Available data:

Content starts

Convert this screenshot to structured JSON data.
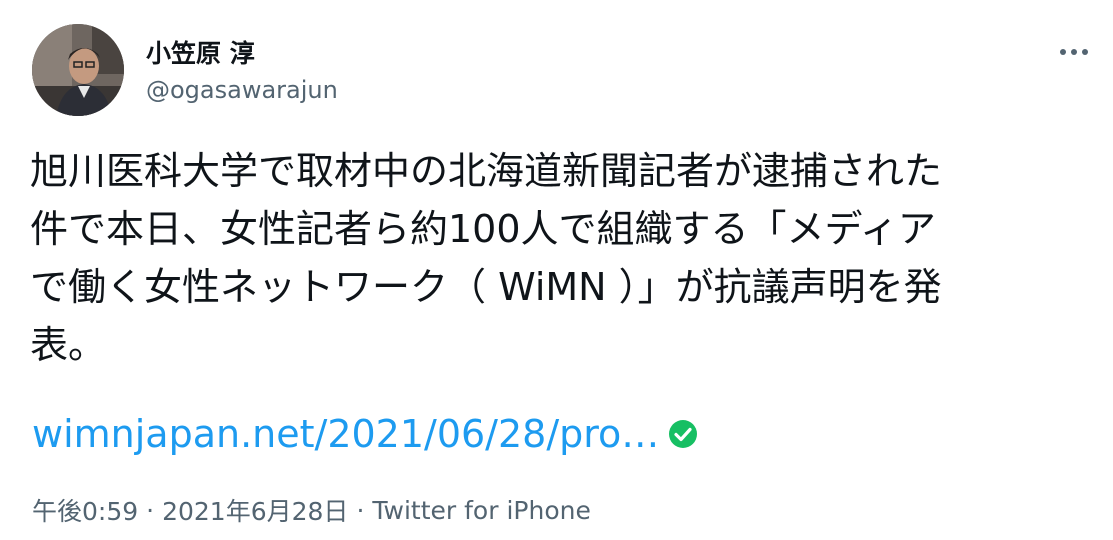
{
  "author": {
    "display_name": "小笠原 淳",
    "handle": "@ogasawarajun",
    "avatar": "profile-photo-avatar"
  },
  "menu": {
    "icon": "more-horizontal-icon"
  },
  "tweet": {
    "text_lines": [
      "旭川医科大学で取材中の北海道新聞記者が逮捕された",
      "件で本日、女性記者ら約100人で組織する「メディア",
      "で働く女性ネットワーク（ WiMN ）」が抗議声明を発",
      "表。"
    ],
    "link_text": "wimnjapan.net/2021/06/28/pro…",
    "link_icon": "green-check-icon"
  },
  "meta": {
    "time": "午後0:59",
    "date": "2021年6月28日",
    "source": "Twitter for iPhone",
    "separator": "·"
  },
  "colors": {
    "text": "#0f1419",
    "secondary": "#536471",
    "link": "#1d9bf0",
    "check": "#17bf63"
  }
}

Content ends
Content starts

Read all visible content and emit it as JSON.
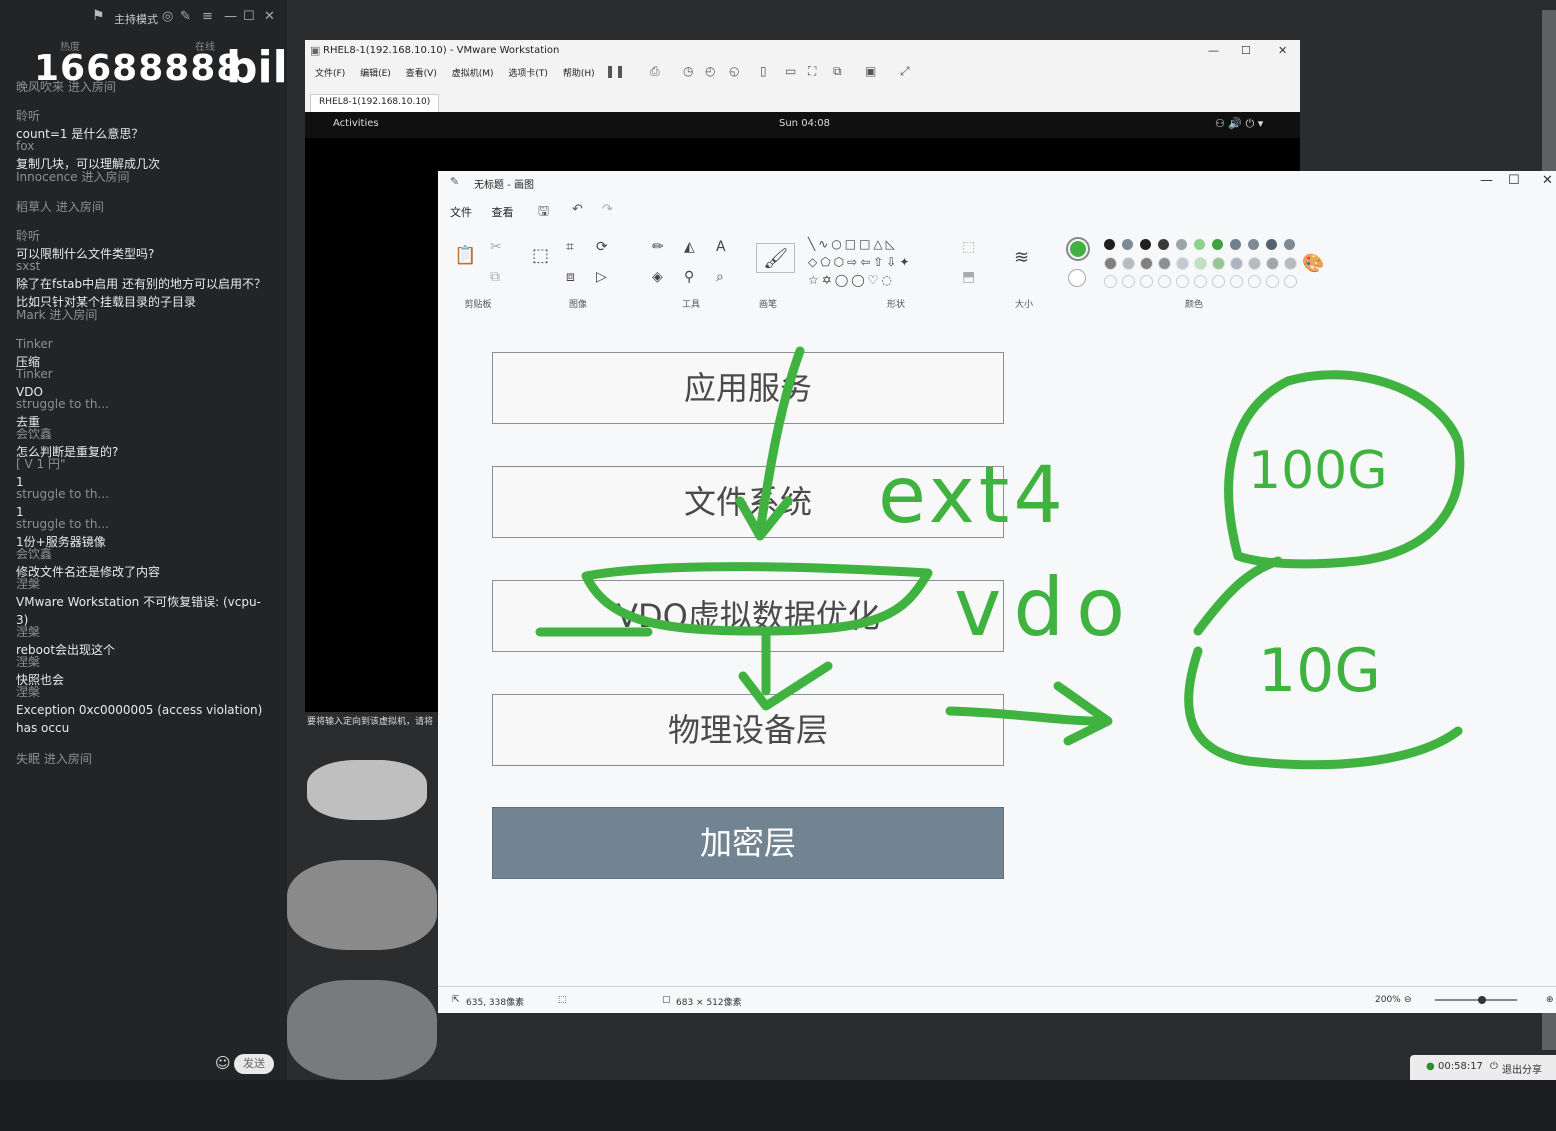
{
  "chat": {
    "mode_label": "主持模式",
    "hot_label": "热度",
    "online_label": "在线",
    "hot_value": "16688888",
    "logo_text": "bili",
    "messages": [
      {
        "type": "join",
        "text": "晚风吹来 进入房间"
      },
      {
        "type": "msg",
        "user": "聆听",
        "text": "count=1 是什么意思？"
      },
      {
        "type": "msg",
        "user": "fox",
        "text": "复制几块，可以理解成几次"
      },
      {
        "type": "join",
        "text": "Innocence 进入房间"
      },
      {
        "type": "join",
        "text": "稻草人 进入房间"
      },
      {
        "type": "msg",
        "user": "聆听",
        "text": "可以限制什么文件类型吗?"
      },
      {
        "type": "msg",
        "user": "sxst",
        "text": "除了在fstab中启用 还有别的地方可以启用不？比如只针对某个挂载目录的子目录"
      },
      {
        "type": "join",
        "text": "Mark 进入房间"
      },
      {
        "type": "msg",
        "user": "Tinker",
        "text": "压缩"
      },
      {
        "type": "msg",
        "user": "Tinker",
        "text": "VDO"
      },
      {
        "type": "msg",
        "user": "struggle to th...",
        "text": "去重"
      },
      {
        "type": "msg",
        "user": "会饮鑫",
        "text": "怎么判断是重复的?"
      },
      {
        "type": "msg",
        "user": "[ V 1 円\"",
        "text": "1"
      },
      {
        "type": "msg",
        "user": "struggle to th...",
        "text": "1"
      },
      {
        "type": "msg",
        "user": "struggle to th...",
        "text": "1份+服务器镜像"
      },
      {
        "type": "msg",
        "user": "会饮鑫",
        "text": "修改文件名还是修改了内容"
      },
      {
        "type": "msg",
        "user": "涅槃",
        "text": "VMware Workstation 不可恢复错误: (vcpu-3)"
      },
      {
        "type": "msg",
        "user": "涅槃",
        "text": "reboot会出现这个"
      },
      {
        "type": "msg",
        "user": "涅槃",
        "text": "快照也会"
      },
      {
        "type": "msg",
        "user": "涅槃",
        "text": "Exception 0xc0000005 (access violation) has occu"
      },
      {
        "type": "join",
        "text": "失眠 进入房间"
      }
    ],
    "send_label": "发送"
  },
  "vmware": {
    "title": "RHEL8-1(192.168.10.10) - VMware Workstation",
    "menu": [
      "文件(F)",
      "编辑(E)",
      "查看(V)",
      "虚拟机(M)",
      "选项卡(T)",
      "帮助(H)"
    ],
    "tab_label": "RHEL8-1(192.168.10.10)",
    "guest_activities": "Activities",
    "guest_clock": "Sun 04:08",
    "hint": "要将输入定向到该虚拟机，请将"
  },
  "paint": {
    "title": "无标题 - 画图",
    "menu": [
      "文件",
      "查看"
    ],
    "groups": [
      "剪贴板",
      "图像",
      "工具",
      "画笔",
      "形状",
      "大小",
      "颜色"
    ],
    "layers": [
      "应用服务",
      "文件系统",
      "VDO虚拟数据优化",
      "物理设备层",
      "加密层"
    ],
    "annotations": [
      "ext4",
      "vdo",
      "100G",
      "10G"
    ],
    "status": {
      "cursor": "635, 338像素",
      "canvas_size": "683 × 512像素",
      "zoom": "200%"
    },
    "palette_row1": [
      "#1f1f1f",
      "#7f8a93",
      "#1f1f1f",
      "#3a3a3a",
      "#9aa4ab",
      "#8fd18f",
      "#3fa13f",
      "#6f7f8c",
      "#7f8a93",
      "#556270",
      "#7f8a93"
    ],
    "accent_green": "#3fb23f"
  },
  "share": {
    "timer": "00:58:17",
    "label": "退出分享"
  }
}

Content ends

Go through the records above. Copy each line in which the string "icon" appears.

Result of the task:
    "icon": "more-horizontal-icon"
    "link_icon": "green-check-icon"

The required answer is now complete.